Paint and Roto Artist at Framestore

Where The Wild Things Are Movie Poster

Where The Wild Things Are

Although the course that I did at Escape Studios was called ‘Complete Compositing’ the larger post production houses would not usually hire someone as a compositor that didn’t already have some experience working on feature films. I was always expecting to have to start in a paint and roto department. Paint and rotoscoping are two separate disciplines but both are staples for compositing.

Rotoscoping involves ‘cutting out’ parts of a live action plate that the compositors need separately from the rest of the shot. This needs to be done if the objects couldn’t be shot as separate elements in front of blue or green screens.

The process involves tracing around the objects on a particular frame and then animating the shape to match the outline of the object as it moves through the shot. This can be a slow and manual process.

At Framestore we used a piece of software called Silhouette for our roto work. Once we had completed the rotoscoping we rendered our shapes out as black and white mattes that the compositors could use to isolate the objects.

The paint tasks involved removing things that were in the shot that weren’t supposed to be there in the final shot. An example would be painting out wires supporting an actor during a stunt but most often it seems to be removing markers placed in the shot to help the camera tracking department.

I was hired as Framestore was ramping up for Where The Wild Things Are. Because we were animating the faces on all of the monsters, each monster had about 10 markers on them. These had to painted out in every shot.

There is a blurred line between the paint work and compositing so most of the paint work was done in Shake, with Nuke starting to take over by the end of my time in the department. Silhouette also had excellent paint tools and was sometimes used as well.

During my time in Paint and Roto I also worked on Avatar, Clash of The Titans and Salt.

Although the paint and roto department is not as glamorous as compositing, and I certainly wouldn’t want to have worked there forever, I am really glad I spent a year there. I learned a huge amount and worked on shots that I am still proud of.

This was the first time that I had worked with footage from film instead of video so I had to deal with grain and colour spaces. I learned loads of techniques and completed shots that I would never have thought were possible before I started.

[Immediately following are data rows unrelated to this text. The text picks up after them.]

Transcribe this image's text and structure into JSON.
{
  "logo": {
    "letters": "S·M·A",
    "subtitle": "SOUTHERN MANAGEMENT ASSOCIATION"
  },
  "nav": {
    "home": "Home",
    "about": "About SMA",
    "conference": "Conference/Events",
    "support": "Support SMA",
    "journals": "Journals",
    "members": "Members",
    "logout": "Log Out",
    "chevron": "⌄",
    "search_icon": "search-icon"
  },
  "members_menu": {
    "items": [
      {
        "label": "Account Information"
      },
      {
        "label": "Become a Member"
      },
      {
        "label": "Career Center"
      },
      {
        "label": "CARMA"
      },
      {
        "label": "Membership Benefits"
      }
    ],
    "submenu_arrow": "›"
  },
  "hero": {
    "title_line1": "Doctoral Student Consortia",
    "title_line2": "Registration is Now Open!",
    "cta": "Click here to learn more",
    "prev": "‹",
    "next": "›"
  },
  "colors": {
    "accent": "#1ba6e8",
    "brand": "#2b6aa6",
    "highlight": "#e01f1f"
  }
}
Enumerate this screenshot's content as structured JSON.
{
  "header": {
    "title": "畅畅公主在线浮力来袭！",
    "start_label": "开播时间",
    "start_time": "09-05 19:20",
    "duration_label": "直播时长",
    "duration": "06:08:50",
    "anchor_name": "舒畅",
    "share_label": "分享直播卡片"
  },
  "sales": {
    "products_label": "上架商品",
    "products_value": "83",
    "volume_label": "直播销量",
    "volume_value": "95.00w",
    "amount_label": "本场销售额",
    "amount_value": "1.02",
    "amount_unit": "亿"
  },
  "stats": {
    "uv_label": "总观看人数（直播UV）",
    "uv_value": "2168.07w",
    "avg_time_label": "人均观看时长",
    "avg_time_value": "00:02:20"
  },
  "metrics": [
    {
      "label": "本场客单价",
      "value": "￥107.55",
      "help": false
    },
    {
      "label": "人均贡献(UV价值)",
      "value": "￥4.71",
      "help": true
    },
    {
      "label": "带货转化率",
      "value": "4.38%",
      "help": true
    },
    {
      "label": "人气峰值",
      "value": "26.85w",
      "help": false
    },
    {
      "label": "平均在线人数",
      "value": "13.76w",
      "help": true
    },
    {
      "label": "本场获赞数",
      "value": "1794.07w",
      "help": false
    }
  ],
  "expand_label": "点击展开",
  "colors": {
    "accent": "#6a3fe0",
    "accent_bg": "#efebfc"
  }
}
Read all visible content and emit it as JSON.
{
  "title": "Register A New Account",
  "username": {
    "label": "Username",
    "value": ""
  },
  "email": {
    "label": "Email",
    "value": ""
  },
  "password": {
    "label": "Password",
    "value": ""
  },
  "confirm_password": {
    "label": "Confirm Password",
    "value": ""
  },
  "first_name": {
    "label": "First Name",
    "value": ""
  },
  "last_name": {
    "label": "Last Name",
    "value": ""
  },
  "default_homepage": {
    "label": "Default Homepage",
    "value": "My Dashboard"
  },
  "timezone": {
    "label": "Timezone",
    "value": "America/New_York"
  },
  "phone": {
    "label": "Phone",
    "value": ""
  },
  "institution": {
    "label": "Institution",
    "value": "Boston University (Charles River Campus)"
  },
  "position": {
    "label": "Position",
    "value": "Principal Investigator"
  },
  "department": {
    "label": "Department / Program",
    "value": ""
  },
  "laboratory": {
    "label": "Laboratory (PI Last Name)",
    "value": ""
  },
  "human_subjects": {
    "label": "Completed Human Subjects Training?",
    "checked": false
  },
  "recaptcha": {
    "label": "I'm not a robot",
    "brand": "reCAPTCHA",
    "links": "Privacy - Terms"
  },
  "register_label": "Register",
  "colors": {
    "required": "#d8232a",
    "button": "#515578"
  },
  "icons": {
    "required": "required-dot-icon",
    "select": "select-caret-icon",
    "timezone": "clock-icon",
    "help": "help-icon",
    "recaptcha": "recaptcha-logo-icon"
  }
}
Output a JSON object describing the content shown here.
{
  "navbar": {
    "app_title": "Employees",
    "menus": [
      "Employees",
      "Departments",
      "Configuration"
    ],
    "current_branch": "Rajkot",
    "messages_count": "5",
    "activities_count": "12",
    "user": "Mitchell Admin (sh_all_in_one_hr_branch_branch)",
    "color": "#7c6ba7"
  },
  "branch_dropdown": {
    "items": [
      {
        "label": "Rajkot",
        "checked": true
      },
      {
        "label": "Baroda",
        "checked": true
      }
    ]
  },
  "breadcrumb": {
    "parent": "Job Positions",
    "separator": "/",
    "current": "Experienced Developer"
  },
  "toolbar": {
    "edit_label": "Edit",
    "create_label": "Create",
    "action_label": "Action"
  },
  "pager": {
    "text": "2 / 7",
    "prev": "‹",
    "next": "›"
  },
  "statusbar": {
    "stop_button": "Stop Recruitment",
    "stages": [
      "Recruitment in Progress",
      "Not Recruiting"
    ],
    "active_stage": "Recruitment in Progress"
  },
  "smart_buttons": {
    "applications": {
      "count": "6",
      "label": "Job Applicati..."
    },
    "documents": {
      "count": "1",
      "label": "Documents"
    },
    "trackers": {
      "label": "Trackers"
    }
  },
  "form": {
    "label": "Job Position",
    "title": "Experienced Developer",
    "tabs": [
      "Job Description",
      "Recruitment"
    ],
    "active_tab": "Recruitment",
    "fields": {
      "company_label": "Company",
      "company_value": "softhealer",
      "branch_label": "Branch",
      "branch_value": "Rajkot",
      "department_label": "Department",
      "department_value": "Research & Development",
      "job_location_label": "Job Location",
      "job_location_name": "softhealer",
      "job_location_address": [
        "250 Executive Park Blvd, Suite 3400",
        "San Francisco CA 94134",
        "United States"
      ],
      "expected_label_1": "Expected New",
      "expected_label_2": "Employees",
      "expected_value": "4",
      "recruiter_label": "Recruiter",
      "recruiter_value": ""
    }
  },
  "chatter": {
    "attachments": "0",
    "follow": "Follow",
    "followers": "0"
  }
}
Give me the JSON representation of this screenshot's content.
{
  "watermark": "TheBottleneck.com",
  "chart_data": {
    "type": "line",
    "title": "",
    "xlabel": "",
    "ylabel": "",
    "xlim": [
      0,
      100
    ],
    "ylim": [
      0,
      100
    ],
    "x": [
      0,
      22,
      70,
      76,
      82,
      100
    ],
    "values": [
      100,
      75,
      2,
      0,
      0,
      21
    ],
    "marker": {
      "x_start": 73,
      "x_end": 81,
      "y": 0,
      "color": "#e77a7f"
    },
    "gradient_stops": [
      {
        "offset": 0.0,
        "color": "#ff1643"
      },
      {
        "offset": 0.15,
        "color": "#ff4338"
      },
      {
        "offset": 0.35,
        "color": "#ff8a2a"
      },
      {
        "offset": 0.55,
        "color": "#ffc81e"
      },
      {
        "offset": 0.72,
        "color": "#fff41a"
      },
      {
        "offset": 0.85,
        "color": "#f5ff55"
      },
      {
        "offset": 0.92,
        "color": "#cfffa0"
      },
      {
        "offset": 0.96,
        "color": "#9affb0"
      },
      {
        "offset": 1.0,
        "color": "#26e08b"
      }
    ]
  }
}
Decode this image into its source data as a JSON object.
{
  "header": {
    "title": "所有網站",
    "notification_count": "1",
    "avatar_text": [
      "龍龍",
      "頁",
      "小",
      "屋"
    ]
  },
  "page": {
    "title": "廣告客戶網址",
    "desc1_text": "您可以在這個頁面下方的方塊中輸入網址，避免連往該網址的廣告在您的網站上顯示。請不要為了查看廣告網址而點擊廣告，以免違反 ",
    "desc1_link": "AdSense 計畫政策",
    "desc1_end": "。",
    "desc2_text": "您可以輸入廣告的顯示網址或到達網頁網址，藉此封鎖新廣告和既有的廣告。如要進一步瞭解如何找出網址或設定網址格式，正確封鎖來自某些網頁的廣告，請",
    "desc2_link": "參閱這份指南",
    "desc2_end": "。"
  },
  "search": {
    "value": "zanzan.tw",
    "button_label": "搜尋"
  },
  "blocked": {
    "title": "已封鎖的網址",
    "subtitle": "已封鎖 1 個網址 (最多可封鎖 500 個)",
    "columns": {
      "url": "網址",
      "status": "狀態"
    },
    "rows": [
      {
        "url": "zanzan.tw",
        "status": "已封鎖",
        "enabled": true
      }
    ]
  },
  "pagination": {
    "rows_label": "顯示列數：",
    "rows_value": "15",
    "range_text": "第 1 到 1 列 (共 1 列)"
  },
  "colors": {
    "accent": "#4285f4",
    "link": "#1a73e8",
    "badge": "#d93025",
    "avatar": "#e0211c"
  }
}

More importantly I learned a lot about working on a high profile film project. I was surprised at how closely my work was scrutinised before it was approved and the sort of things that were noticed and sent back. In my previous jobs I had never had my work checked frame by frame while the viewer lifted the brightness to check the darkest areas of the shot that the naked eye could never see.

Working to this standard on these projects really prepared me for my move into compositing.